[Supplied data Boundary: Start]
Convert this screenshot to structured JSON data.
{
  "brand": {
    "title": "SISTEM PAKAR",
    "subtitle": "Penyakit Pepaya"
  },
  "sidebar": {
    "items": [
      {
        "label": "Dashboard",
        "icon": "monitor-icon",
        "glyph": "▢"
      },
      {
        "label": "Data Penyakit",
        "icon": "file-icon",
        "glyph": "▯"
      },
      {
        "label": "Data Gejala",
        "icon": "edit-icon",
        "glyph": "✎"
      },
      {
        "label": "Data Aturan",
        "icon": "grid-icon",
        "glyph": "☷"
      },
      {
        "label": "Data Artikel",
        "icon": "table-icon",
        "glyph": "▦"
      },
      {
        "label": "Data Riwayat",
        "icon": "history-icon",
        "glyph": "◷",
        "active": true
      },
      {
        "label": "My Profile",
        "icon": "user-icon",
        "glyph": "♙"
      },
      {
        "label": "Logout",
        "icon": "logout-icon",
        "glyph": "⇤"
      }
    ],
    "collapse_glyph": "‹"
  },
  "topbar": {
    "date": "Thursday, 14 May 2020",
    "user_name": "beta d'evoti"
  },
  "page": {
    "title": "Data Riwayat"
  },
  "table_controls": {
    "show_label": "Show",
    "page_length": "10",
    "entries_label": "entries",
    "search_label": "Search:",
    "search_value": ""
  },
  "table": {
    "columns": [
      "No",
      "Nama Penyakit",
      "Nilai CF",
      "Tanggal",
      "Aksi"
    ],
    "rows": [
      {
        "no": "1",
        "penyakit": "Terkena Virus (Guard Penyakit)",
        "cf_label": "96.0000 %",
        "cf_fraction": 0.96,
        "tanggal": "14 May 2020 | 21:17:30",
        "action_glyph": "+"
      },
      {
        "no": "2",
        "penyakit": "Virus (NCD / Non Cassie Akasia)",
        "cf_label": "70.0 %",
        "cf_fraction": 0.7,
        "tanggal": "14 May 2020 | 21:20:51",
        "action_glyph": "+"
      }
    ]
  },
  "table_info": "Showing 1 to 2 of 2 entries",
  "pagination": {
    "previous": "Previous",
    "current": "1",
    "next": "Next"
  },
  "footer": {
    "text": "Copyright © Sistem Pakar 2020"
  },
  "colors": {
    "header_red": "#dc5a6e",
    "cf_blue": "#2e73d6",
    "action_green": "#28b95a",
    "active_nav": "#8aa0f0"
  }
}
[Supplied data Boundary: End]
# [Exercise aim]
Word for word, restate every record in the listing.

# [Answer to the exercise]
Convert this screenshot to structured JSON data.
{
  "brand": {
    "title": "SISTEM PAKAR",
    "subtitle": "Penyakit Pepaya"
  },
  "sidebar": {
    "items": [
      {
        "label": "Dashboard",
        "icon": "monitor-icon",
        "glyph": "▢"
      },
      {
        "label": "Data Penyakit",
        "icon": "file-icon",
        "glyph": "▯"
      },
      {
        "label": "Data Gejala",
        "icon": "edit-icon",
        "glyph": "✎"
      },
      {
        "label": "Data Aturan",
        "icon": "grid-icon",
        "glyph": "☷"
      },
      {
        "label": "Data Artikel",
        "icon": "table-icon",
        "glyph": "▦"
      },
      {
        "label": "Data Riwayat",
        "icon": "history-icon",
        "glyph": "◷",
        "active": true
      },
      {
        "label": "My Profile",
        "icon": "user-icon",
        "glyph": "♙"
      },
      {
        "label": "Logout",
        "icon": "logout-icon",
        "glyph": "⇤"
      }
    ],
    "collapse_glyph": "‹"
  },
  "topbar": {
    "date": "Thursday, 14 May 2020",
    "user_name": "beta d'evoti"
  },
  "page": {
    "title": "Data Riwayat"
  },
  "table_controls": {
    "show_label": "Show",
    "page_length": "10",
    "entries_label": "entries",
    "search_label": "Search:",
    "search_value": ""
  },
  "table": {
    "columns": [
      "No",
      "Nama Penyakit",
      "Nilai CF",
      "Tanggal",
      "Aksi"
    ],
    "rows": [
      {
        "no": "1",
        "penyakit": "Terkena Virus (Guard Penyakit)",
        "cf_label": "96.0000 %",
        "cf_fraction": 0.96,
        "tanggal": "14 May 2020 | 21:17:30",
        "action_glyph": "+"
      },
      {
        "no": "2",
        "penyakit": "Virus (NCD / Non Cassie Akasia)",
        "cf_label": "70.0 %",
        "cf_fraction": 0.7,
        "tanggal": "14 May 2020 | 21:20:51",
        "action_glyph": "+"
      }
    ]
  },
  "table_info": "Showing 1 to 2 of 2 entries",
  "pagination": {
    "previous": "Previous",
    "current": "1",
    "next": "Next"
  },
  "footer": {
    "text": "Copyright © Sistem Pakar 2020"
  },
  "colors": {
    "header_red": "#dc5a6e",
    "cf_blue": "#2e73d6",
    "action_green": "#28b95a",
    "active_nav": "#8aa0f0"
  }
}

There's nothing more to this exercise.